• YOUR ASSIGNMENT: Could you return every line of the material that contains the word "text"?

• TASK MATERIAL:
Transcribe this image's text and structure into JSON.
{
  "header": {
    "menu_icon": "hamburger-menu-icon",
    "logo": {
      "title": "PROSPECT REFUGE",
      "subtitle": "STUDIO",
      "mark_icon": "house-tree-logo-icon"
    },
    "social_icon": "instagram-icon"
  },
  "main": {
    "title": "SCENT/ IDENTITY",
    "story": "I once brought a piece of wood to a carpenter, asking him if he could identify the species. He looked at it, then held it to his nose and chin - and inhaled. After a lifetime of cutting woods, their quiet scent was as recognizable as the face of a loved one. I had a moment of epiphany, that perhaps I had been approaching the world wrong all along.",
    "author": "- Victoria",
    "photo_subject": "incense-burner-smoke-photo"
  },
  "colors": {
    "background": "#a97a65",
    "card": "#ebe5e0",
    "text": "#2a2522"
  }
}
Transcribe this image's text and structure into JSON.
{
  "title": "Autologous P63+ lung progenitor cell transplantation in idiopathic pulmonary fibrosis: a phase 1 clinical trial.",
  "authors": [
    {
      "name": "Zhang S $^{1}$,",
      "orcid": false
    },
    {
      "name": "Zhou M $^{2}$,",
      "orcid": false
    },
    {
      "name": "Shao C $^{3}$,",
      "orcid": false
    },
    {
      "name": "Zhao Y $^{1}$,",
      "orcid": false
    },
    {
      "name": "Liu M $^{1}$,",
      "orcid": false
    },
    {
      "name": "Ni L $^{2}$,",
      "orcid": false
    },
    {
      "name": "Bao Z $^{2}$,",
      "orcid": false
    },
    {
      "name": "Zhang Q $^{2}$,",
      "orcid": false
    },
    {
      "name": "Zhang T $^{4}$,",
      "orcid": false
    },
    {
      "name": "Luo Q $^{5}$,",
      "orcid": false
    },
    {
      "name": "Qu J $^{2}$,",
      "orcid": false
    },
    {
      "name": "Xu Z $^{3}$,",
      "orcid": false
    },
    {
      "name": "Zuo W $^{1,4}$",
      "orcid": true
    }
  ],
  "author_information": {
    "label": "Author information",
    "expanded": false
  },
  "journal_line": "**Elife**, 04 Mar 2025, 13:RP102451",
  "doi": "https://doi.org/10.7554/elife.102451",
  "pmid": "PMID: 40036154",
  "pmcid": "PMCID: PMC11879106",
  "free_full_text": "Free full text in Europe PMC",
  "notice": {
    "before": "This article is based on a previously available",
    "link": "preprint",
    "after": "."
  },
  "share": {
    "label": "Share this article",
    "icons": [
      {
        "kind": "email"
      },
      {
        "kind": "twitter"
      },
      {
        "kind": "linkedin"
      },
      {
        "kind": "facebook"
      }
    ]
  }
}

• WRITTEN ANSWER:
Transcribe this image's text and structure into JSON.
    "text": "#2a2522"
Transcribe this image's text and structure into JSON.
  "free_full_text": "Free full text in Europe PMC",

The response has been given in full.